- Work order
Your copy should match the listing word for word, apart from the pictures, which are left out.

- Entries shown
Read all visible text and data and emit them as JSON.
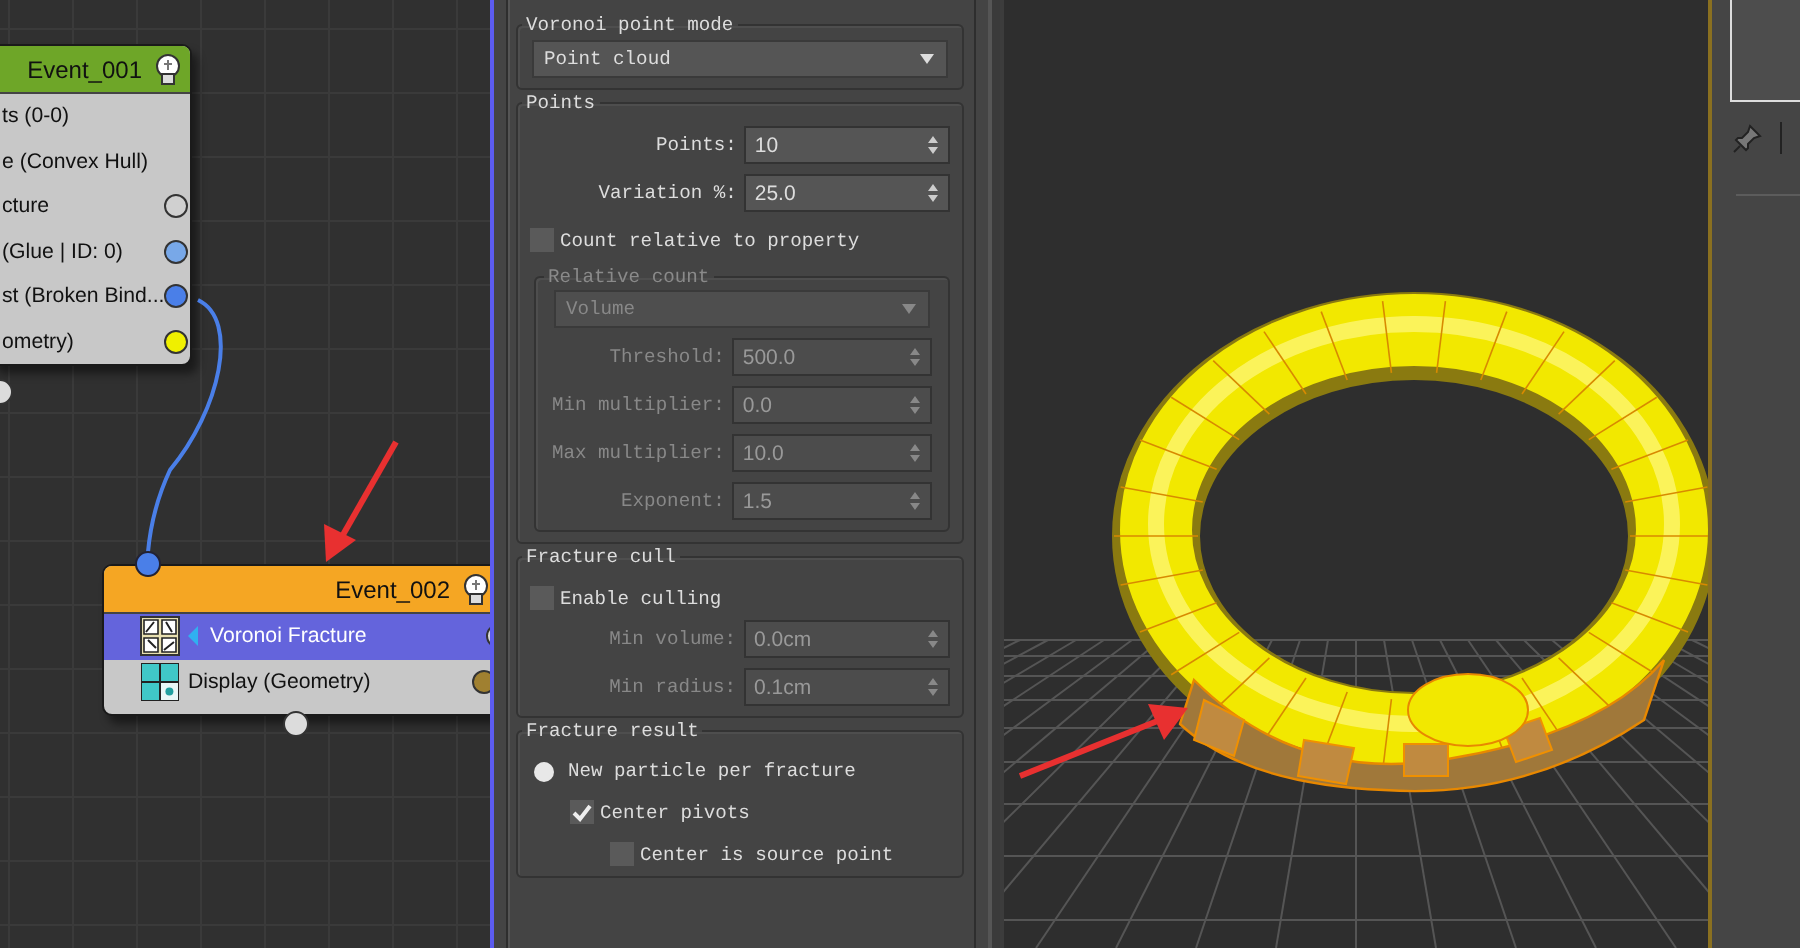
{
  "node_editor": {
    "nodes": [
      {
        "title": "Event_001",
        "color": "#6ea628",
        "operators": [
          {
            "label": "ts (0-0)",
            "selected": false
          },
          {
            "label": "e (Convex Hull)",
            "selected": false
          },
          {
            "label": "cture",
            "selected": false,
            "color": "#d0d0d0"
          },
          {
            "label": "(Glue | ID: 0)",
            "selected": false,
            "color": "#78a8e8"
          },
          {
            "label": "st (Broken Bind...",
            "selected": false,
            "color": "#4a7fe8"
          },
          {
            "label": "ometry)",
            "selected": false,
            "color": "#f0f000"
          }
        ]
      },
      {
        "title": "Event_002",
        "color": "#f5a623",
        "operators": [
          {
            "kind": "fracture",
            "label": "Voronoi Fracture",
            "selected": true,
            "color": "#d8d8d8"
          },
          {
            "kind": "display",
            "label": "Display (Geometry)",
            "selected": false,
            "color": "#a08030"
          }
        ]
      }
    ]
  },
  "properties": {
    "groups": [
      {
        "title": "Voronoi point mode",
        "controls": [
          {
            "kind": "dropdown",
            "value": "Point cloud",
            "disabled": false
          }
        ]
      },
      {
        "title": "Points",
        "controls": [
          {
            "kind": "spinner",
            "label": "Points:",
            "value": "10",
            "disabled": false
          },
          {
            "kind": "spinner",
            "label": "Variation %:",
            "value": "25.0",
            "disabled": false
          },
          {
            "kind": "checkbox",
            "label": "Count relative to property",
            "checked": false,
            "disabled": false
          },
          {
            "kind": "group",
            "title": "Relative count",
            "disabled": true,
            "controls": [
              {
                "kind": "dropdown",
                "value": "Volume",
                "disabled": true
              },
              {
                "kind": "spinner",
                "label": "Threshold:",
                "value": "500.0",
                "disabled": true
              },
              {
                "kind": "spinner",
                "label": "Min multiplier:",
                "value": "0.0",
                "disabled": true
              },
              {
                "kind": "spinner",
                "label": "Max multiplier:",
                "value": "10.0",
                "disabled": true
              },
              {
                "kind": "spinner",
                "label": "Exponent:",
                "value": "1.5",
                "disabled": true
              }
            ]
          }
        ]
      },
      {
        "title": "Fracture cull",
        "controls": [
          {
            "kind": "checkbox",
            "label": "Enable culling",
            "checked": false,
            "disabled": false
          },
          {
            "kind": "spinner",
            "label": "Min volume:",
            "value": "0.0cm",
            "disabled": true
          },
          {
            "kind": "spinner",
            "label": "Min radius:",
            "value": "0.1cm",
            "disabled": true
          }
        ]
      },
      {
        "title": "Fracture result",
        "controls": [
          {
            "kind": "radio",
            "label": "New particle per fracture",
            "selected": true,
            "disabled": false,
            "children": [
              {
                "kind": "checkbox",
                "label": "Center pivots",
                "checked": true,
                "disabled": false,
                "children": [
                  {
                    "kind": "checkbox",
                    "label": "Center is source point",
                    "checked": false,
                    "disabled": false
                  }
                ]
              }
            ]
          }
        ]
      }
    ]
  }
}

- Expected output
Read all visible text and data and emit them as JSON.
{
  "node_editor": {
    "nodes": [
      {
        "title": "Event_001",
        "color": "#6ea628",
        "operators": [
          {
            "label": "ts (0-0)",
            "selected": false
          },
          {
            "label": "e (Convex Hull)",
            "selected": false
          },
          {
            "label": "cture",
            "selected": false,
            "color": "#d0d0d0"
          },
          {
            "label": "(Glue | ID: 0)",
            "selected": false,
            "color": "#78a8e8"
          },
          {
            "label": "st (Broken Bind...",
            "selected": false,
            "color": "#4a7fe8"
          },
          {
            "label": "ometry)",
            "selected": false,
            "color": "#f0f000"
          }
        ]
      },
      {
        "title": "Event_002",
        "color": "#f5a623",
        "operators": [
          {
            "kind": "fracture",
            "label": "Voronoi Fracture",
            "selected": true,
            "color": "#d8d8d8"
          },
          {
            "kind": "display",
            "label": "Display (Geometry)",
            "selected": false,
            "color": "#a08030"
          }
        ]
      }
    ]
  },
  "properties": {
    "groups": [
      {
        "title": "Voronoi point mode",
        "controls": [
          {
            "kind": "dropdown",
            "value": "Point cloud",
            "disabled": false
          }
        ]
      },
      {
        "title": "Points",
        "controls": [
          {
            "kind": "spinner",
            "label": "Points:",
            "value": "10",
            "disabled": false
          },
          {
            "kind": "spinner",
            "label": "Variation %:",
            "value": "25.0",
            "disabled": false
          },
          {
            "kind": "checkbox",
            "label": "Count relative to property",
            "checked": false,
            "disabled": false
          },
          {
            "kind": "group",
            "title": "Relative count",
            "disabled": true,
            "controls": [
              {
                "kind": "dropdown",
                "value": "Volume",
                "disabled": true
              },
              {
                "kind": "spinner",
                "label": "Threshold:",
                "value": "500.0",
                "disabled": true
              },
              {
                "kind": "spinner",
                "label": "Min multiplier:",
                "value": "0.0",
                "disabled": true
              },
              {
                "kind": "spinner",
                "label": "Max multiplier:",
                "value": "10.0",
                "disabled": true
              },
              {
                "kind": "spinner",
                "label": "Exponent:",
                "value": "1.5",
                "disabled": true
              }
            ]
          }
        ]
      },
      {
        "title": "Fracture cull",
        "controls": [
          {
            "kind": "checkbox",
            "label": "Enable culling",
            "checked": false,
            "disabled": false
          },
          {
            "kind": "spinner",
            "label": "Min volume:",
            "value": "0.0cm",
            "disabled": true
          },
          {
            "kind": "spinner",
            "label": "Min radius:",
            "value": "0.1cm",
            "disabled": true
          }
        ]
      },
      {
        "title": "Fracture result",
        "controls": [
          {
            "kind": "radio",
            "label": "New particle per fracture",
            "selected": true,
            "disabled": false,
            "children": [
              {
                "kind": "checkbox",
                "label": "Center pivots",
                "checked": true,
                "disabled": false,
                "children": [
                  {
                    "kind": "checkbox",
                    "label": "Center is source point",
                    "checked": false,
                    "disabled": false
                  }
                ]
              }
            ]
          }
        ]
      }
    ]
  }
}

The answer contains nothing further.